“No,” he said around the last bite, and then wiped his hand on a cloth napkin decorated with green and silver squares. He might as well make a go of it, even knowing he had less of chance with her than with the Board. At least they were willing to reconsider restoring his position as President.
She crossed her arms over her chest. “Excuse me?”
“I have a proposition for you.”
“If it involves you taking a really long walk off a really short pier into shark-infested waters, count me in,” she said sweetly.
He fought back a grin. “Bloodthirsty little American.”
“Ever consider it’s people like you that made us bloodthirsty?”
“Hardly.” He brushed an errant crumb off a cuff link. “People adore me.” Well, people who weren’t his brother, his cousin, his mother…or her, apparently. Actually, she adored him when he was conversing with her as Jules.
Jaw working, she looked nearly ready to bludgeon him to death. “You’re demented.”
“Possibly, and in light of what I’m about to propose, certifiably.” Taking another drink of water, he looked straight into Daisy’s eyes. “I’ll pay off your insurance bill if you agree to pretend to be my fiancée for a period of no longer than three months. Then we shall part as friends, with goals met.”
It was perfect, really. He could have the best of both worlds this way, until he found a way to tell her the truth.
Hazel eyes rounded. “Who told you about the bills in the first place? You didn’t seem that shocked when you read the letter.”
“Your Aunt Leah, of course,” he said, grateful the chatty woman had provided him with an airtight alibi.
Daisy crossed her arms over her chest. “Of course she did,” she grumbled.
“Think about it: all you’d have to do is pose as my fiancée for three months, and in return I’ll pay off your insurance bills.”
“What do you get out of it?”
You, he thought, I get to spend time with you. “My position as President of Romanov Industries.
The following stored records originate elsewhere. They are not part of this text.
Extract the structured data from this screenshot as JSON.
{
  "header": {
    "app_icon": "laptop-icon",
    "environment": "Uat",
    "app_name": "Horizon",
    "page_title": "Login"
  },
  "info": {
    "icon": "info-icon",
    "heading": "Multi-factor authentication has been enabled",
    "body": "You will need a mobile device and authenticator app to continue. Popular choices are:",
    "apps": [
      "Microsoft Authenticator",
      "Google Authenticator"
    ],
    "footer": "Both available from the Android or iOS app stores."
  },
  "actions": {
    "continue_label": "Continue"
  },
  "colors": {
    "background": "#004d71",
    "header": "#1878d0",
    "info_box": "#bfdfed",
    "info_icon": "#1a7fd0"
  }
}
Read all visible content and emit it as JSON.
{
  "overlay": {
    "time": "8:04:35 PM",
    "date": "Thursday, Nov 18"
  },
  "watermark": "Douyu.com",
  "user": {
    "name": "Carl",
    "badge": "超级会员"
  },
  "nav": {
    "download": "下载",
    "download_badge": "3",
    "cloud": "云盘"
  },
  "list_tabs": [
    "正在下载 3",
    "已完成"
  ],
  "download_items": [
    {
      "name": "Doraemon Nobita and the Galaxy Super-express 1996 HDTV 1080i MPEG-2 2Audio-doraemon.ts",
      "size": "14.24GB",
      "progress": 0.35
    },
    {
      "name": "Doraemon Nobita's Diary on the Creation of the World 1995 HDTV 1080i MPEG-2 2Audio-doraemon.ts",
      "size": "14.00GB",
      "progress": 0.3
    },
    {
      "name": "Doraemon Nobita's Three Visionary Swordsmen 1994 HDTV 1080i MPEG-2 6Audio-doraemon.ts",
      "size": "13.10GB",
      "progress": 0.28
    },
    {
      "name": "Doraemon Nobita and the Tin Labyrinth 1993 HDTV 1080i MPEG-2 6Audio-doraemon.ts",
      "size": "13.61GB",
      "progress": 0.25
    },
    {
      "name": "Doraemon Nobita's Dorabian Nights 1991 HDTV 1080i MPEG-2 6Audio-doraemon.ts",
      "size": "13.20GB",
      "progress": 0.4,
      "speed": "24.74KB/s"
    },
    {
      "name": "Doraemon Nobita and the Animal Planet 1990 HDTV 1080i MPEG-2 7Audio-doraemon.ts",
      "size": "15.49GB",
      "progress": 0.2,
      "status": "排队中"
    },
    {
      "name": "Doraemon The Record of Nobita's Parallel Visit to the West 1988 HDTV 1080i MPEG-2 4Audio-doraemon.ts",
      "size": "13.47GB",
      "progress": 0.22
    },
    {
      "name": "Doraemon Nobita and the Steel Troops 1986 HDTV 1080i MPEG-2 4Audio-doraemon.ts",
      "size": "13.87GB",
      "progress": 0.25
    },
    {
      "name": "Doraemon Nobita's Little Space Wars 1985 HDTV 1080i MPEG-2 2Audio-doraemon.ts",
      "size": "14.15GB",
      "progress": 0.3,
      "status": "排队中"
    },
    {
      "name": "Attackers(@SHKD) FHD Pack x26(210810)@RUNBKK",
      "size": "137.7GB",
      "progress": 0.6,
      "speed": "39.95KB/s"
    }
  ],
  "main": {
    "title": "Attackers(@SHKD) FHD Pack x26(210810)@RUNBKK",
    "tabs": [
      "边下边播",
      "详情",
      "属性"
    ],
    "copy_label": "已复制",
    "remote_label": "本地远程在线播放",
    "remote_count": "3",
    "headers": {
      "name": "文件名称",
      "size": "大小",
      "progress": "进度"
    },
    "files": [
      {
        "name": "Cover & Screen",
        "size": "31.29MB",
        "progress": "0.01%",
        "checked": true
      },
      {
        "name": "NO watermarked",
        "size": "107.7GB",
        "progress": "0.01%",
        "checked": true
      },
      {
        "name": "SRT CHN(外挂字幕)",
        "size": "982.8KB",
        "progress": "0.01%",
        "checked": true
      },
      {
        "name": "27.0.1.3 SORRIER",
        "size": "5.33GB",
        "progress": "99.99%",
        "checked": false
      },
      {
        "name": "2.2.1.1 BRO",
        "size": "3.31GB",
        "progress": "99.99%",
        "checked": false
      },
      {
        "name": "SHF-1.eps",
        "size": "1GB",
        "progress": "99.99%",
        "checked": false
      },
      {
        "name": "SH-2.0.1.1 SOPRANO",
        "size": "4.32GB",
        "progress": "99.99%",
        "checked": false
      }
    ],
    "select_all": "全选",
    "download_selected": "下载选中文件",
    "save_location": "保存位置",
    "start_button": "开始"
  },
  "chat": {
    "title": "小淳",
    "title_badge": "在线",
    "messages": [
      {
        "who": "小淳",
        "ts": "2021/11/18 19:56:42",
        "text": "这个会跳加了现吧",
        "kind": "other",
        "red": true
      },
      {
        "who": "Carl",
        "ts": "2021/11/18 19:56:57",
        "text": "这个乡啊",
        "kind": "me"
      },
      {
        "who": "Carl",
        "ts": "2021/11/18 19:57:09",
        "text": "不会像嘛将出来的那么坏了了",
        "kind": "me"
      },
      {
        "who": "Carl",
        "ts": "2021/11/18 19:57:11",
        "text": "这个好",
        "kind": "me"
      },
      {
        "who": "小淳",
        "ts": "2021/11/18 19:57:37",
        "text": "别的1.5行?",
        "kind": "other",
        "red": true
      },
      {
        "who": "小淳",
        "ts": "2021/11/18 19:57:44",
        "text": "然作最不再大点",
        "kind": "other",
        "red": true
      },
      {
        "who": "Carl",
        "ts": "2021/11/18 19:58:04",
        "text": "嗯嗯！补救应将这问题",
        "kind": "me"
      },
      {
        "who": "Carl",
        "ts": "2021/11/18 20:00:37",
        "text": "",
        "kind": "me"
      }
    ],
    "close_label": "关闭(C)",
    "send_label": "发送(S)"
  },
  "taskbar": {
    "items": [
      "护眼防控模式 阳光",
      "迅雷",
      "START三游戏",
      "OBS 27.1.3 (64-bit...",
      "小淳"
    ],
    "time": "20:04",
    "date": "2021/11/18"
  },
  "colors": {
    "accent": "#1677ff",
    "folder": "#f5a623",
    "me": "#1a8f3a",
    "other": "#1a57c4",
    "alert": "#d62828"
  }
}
I’m here to make nice with the brother, acquire a fiancée, etcetera, so they will vote me back in. I won’t bore you with the details.”
Rounded eyes narrowed. “Try anyway.”
Clever girl. One should always know the specifics, and as he recalled that blustery winter day where she made him promise not to do anything to hurt Rose, she always wanted specifics. “My vice president, Liam Stewart, suggested fabricating a relationship to make me look more…stable. Quite Machiavellian of him, yes?”
“I guess.” She shrugged. “But why?”
Because he’d become reckless after his father’s death by making shady deals with shady people, acting out of character in his personal life by making it public fodder, and worst of all, had for a brief period set out to destroy Romanov Industries from the inside. And he hadn’t told anyone, not even the person that meant the most to him.
So much for the very untouchable golden child of Vladimir Romanov.
“I haven’t been myself for a while, and it wasn’t good for Romanov’s bottom line. We have shareholders to answer to, you know. So, I’m out, until I’ve proven myself to be different or rather the same.
“Whatever. Sometimes, I’m not sure who they want me to be. Hell, I’m not sure who I want to be,” he added in a murmur, gazing off into the distance.
She stroked the sleeve of his suit jacket, bringing his attention back to her. “Bless your heart. I’m sorry about your dad, by the way. Zoe said he’d died in a boating accident a few months ago.”